» Instructions to follow
Below are records; state how many of their lines hold the word "company", and give only the figure.

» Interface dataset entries
——————————

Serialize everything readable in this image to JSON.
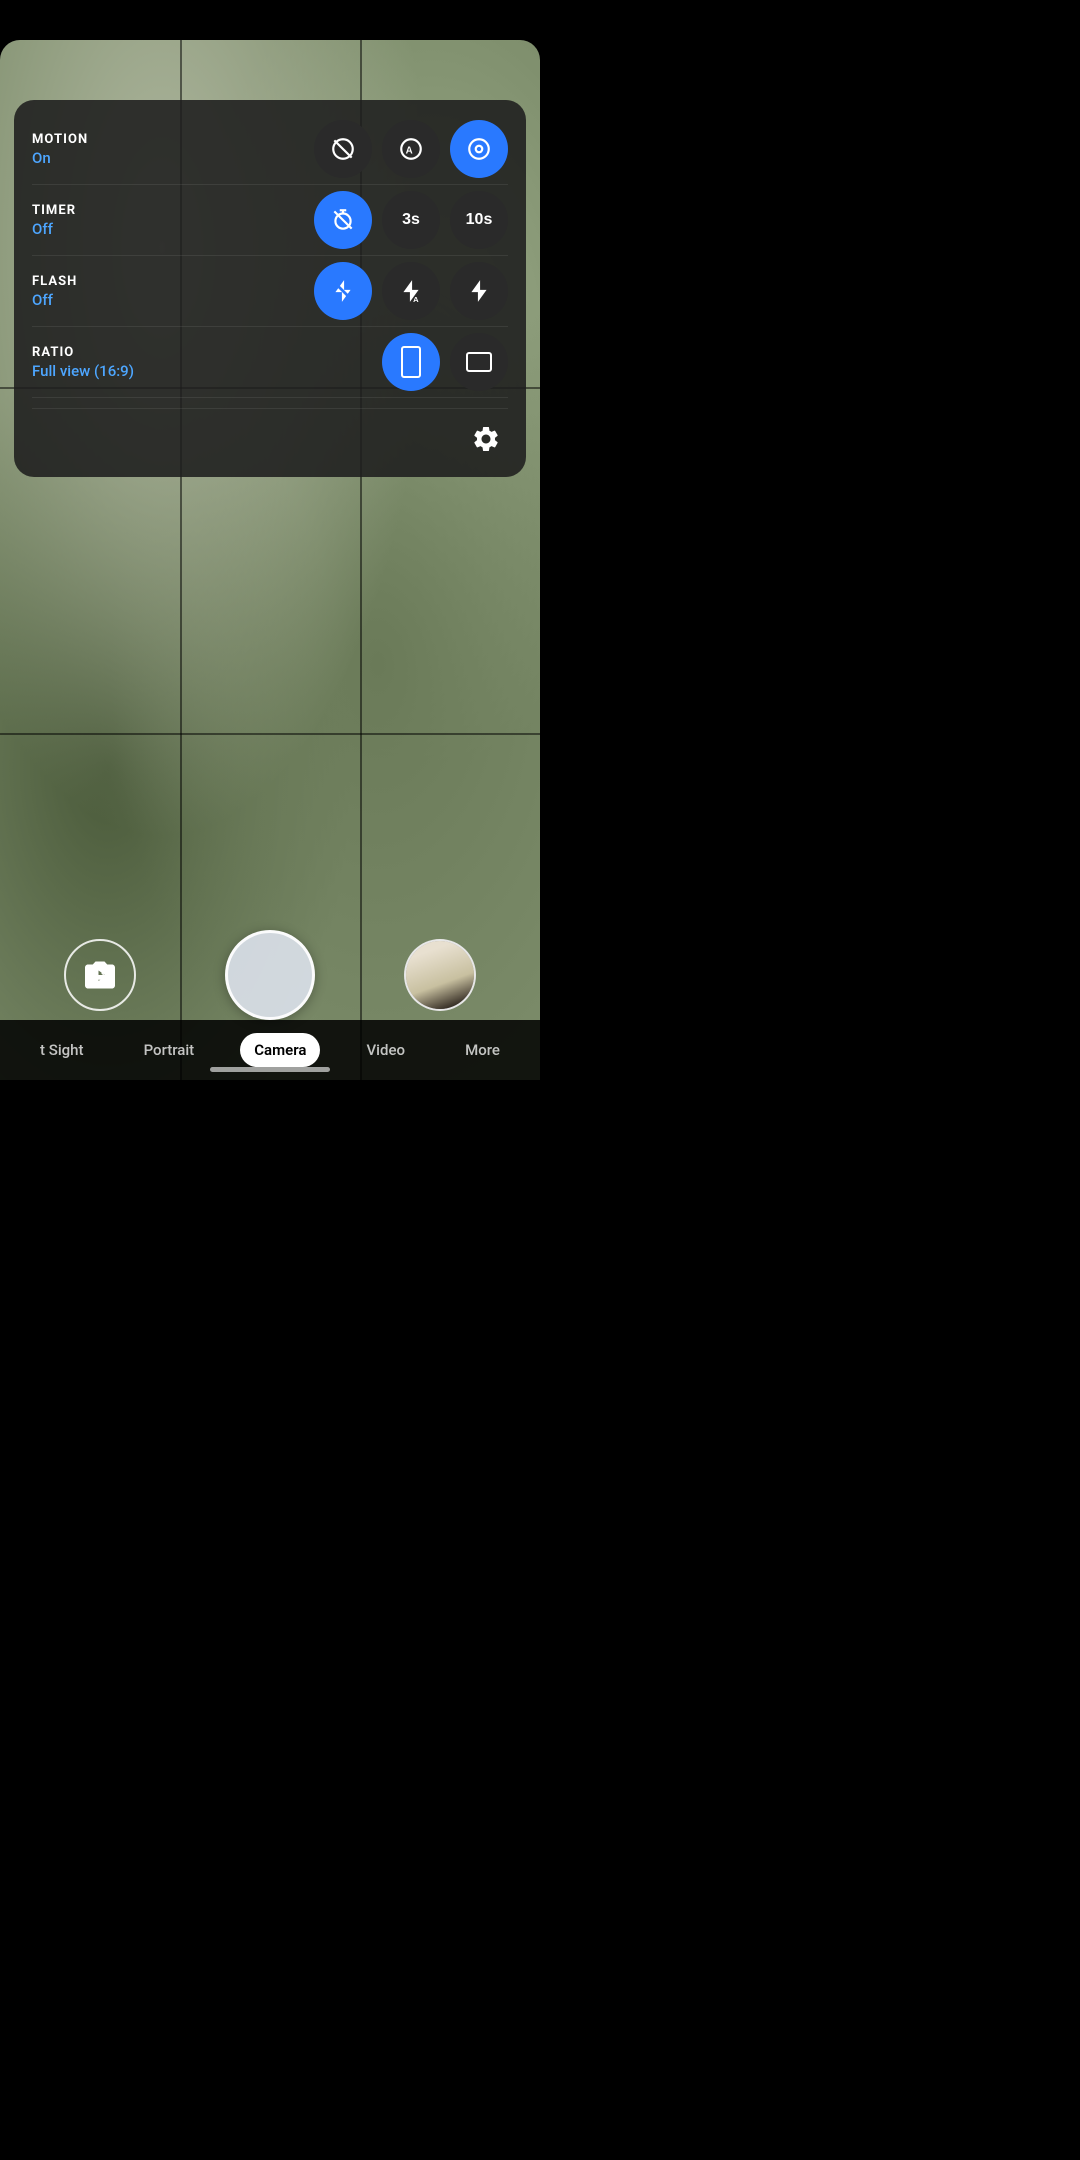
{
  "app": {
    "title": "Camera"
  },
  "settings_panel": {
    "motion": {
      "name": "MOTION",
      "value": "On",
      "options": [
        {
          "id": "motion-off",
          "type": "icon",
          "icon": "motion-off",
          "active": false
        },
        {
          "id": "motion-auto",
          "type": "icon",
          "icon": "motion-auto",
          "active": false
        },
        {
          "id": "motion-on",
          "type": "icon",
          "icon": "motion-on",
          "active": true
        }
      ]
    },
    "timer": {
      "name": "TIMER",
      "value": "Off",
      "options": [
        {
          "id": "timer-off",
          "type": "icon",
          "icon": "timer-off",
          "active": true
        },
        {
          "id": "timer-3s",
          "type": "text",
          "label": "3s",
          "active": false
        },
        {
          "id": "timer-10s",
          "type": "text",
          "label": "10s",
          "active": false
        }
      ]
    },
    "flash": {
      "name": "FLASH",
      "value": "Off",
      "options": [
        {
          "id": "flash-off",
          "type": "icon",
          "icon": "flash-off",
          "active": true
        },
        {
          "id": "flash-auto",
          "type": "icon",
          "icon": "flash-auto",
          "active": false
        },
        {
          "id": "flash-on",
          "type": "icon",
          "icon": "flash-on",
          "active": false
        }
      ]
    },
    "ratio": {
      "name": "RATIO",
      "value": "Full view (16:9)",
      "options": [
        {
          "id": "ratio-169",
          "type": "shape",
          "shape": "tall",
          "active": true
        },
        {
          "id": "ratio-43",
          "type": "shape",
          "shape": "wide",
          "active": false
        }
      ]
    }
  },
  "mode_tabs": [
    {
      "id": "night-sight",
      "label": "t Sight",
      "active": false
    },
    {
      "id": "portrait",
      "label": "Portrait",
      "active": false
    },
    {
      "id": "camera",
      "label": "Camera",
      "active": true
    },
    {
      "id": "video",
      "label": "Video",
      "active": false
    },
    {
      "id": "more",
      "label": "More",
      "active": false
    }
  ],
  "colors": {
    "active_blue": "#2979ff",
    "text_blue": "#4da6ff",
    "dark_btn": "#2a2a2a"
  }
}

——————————

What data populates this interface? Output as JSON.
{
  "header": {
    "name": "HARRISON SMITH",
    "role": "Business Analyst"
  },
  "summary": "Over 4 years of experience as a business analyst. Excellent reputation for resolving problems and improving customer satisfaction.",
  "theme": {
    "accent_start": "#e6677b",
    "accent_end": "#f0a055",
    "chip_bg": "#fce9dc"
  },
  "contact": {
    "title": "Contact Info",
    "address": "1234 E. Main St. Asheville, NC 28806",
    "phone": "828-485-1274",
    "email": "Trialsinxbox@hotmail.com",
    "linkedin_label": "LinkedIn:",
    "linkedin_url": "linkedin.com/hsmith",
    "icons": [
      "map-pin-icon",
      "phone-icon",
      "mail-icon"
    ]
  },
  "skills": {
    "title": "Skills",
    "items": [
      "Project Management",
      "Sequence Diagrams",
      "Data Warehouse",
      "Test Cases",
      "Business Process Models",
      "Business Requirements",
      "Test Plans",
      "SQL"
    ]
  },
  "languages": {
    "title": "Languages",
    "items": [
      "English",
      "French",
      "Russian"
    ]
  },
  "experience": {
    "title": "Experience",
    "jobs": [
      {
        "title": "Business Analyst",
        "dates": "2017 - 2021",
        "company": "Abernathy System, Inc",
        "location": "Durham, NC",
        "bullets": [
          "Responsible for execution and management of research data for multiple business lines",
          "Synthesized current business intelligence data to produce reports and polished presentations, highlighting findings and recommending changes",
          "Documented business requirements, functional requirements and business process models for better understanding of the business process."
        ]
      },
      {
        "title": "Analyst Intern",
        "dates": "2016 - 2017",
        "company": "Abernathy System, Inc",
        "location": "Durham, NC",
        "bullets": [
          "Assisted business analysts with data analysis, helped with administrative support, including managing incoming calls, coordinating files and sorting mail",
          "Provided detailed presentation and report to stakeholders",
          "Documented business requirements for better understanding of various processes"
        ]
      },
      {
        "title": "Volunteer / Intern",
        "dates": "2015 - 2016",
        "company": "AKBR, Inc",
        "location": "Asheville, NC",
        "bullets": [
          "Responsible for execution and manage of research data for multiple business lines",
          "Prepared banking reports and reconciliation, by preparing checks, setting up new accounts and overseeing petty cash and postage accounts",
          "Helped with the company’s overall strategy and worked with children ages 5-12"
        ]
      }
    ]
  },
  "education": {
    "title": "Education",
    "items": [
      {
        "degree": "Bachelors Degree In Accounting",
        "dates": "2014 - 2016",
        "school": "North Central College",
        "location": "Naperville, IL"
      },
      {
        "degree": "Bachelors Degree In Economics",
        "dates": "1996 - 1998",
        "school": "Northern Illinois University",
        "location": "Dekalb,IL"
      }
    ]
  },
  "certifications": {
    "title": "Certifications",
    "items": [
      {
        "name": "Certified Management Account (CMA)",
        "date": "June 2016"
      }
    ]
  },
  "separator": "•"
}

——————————

» Result of the task
4